The History Of Christianity???

I am bringing over a series of posts for my Sunday entries from my now inactive blog over at RedLetterLiving. This is the last of a six-part series from about a year ago about the importance of the Bible in my spiritual life. After a ten-year study I finally understand what millions of other have discovered before me…. It’s about Jesus, not the Bible…

What About The Bible… ? (Chapter 6)

This is the final post on my series about the Bible. It has been an enlightening time for me. This final post is about the history of Christianity and how it seems to stop with the establishment of the biblical text. But before I get into that I must mention that I have found that to really understand the Gospel text you must also understand the basic history of that region of the world during that period of time. To do that means seeking out historical records  of the Roman Empire particularly in the Middle East.

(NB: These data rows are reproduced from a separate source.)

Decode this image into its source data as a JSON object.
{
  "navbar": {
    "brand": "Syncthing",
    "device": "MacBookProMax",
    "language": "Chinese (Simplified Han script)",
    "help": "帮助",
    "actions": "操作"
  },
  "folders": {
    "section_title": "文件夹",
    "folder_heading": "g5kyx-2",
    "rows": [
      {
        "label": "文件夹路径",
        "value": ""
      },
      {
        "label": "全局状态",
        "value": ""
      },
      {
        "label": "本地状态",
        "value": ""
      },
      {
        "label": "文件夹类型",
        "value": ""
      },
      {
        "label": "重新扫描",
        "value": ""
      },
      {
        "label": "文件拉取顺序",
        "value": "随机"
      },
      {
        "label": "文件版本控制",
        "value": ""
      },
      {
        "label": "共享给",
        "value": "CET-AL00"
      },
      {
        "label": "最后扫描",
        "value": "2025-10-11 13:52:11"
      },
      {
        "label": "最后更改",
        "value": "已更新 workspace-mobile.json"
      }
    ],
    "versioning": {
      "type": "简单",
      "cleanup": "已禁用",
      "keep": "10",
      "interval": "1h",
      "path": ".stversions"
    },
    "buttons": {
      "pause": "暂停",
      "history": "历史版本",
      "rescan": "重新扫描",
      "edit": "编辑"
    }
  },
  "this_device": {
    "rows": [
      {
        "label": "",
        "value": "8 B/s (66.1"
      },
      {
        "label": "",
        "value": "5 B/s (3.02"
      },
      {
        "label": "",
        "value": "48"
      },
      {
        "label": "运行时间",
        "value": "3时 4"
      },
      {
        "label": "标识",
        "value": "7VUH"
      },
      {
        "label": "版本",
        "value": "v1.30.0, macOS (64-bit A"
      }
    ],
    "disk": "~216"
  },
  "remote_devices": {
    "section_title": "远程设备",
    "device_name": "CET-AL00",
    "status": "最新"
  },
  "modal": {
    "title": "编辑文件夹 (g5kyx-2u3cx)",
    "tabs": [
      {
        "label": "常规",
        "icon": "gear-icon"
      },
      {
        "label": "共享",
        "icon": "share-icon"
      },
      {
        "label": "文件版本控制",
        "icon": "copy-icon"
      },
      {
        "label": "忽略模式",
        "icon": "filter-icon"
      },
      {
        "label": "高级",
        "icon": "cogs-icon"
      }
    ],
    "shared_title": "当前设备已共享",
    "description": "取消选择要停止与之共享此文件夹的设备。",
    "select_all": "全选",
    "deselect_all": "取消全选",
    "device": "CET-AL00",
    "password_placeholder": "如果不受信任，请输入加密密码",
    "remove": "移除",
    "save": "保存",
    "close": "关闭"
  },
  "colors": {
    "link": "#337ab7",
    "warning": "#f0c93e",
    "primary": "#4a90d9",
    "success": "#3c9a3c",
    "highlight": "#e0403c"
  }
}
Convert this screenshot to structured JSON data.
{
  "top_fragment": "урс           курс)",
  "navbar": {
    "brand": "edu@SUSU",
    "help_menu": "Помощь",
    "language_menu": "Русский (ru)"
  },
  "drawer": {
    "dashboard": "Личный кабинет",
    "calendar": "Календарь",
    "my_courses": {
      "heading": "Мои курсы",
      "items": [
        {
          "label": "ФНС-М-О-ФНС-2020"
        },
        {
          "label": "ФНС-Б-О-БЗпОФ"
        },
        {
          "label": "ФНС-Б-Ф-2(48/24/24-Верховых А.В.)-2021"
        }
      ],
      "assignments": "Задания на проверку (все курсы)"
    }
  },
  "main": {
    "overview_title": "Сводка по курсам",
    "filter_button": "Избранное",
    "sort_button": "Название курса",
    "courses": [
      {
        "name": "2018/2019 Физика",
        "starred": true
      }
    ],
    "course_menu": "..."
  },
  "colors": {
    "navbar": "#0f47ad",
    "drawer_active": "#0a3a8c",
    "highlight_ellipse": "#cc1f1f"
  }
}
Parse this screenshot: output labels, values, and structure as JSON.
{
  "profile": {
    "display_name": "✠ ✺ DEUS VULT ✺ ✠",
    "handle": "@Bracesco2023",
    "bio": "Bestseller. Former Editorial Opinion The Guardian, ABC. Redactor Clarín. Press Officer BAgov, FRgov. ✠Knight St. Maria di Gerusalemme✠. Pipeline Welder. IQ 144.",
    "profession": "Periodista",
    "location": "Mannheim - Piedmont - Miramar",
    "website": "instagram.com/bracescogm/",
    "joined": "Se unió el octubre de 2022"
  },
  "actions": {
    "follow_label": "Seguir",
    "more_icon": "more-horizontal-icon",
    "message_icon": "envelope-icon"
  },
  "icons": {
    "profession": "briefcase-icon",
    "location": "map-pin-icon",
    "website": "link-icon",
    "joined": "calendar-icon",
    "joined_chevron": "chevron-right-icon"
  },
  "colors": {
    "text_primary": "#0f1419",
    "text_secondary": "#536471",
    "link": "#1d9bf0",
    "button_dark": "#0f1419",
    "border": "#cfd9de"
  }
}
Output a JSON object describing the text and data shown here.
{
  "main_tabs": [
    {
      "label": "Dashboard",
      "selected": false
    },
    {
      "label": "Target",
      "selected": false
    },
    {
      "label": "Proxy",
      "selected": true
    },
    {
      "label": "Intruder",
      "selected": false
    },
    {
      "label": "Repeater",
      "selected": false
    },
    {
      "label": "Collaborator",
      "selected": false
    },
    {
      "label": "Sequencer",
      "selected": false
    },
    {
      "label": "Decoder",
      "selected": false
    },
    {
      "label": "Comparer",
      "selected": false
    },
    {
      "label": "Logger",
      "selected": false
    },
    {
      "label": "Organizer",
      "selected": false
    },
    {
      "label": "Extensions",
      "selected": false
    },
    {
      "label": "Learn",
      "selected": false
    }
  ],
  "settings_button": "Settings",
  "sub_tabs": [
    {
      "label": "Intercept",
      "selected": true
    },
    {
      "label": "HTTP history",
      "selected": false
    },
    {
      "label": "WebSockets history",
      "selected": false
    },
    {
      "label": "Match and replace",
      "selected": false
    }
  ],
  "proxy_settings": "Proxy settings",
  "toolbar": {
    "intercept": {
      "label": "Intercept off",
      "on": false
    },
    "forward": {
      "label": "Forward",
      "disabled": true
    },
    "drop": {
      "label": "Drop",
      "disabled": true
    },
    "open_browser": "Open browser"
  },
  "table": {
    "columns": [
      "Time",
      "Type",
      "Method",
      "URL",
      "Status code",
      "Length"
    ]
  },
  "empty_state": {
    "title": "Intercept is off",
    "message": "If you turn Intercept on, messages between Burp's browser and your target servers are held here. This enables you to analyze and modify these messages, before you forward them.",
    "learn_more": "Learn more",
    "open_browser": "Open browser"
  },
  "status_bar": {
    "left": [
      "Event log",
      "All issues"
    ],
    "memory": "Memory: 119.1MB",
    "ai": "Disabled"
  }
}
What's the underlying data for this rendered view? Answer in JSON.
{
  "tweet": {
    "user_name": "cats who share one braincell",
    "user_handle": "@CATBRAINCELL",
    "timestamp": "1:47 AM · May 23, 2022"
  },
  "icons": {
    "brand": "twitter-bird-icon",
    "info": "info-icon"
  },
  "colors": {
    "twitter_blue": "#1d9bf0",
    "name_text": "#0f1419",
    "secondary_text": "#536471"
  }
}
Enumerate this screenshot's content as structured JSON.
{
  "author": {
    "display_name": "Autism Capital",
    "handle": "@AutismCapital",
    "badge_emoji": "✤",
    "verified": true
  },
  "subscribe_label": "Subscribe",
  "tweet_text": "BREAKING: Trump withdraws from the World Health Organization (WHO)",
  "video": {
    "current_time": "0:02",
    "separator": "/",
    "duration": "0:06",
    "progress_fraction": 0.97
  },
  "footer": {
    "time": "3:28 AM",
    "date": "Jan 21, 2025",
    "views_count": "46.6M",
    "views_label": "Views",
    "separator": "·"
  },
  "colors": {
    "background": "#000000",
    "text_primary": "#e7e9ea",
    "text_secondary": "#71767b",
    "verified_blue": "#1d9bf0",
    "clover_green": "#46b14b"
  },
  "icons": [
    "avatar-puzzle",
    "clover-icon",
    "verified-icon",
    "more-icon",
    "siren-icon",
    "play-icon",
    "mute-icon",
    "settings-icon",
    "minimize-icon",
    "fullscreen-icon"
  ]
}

There is virtually nothing about the person of Jesus found outside the gospel accounts. He just didn’t show up on the Roman radar screen.  Historical text shows that there were many different people who took on the mantel of “son of God” during those years. Several names were found in Roman text with that claim but Jesus of Nazareth was not one of them.

To understand the part the Roman authorities played in the Crucifixion  you must realize that Pontius Pilate routinely condemned Jews to death for a myriad of reasons.  He had little regard for that population. You must also understand that the religious leaders of the times were very much in bed with Roman authorities. These sort of historical accounts help us to understand the gospel stories.

The Bible contains almost all of the accounted history of the early Christian church. As such it is a very powerful document.  Shamefully any counter views of being a Christian  were systematically destroyed when the Biblical version was adopted. As a result we don’t have the pieces necessary to see any different views or to maybe fill in some of the holes in the gospel accounts.

One of my biggest disappointments is that we haven’t put as much enthusiasm in to documenting Christian history since 300AD. Why haven’t we documented how well we are doing in living the messages of Jesus? Progress means monitoring where we are and focusing on where we are going. If as much enthusiasm were put into this task as is it in our reverence to the Bible  think how much better the world would be today.

To know where the church stands today is to know how we got here. I think part of the problem with this is that Christianity has a very messy history since the Bible’s invention.  We started out as a small group of followers of Jesus’ words and commands to being a State mandated religion that gain immense power in the world.  We regularly killed those who might disagree with the established dogma of the times. The Inquisition was a sorry time in church history but it was not the only time.

In order to know where we are we must know where we came from. If the theologians of the church had spent as much energy helping us know how we are doing as they did trying to parse out a  particular text in the Gospel to show us their version of God we would be a stronger and more diligent followers of Jesus. Sadly that has simply not been the case.

Most versions of the church today have a very pre-defined dogma and particularly beliefs that they demand  compliance if you want to be part of their group. The trouble is much of that dogma simply has never been justified by the words of Jesus.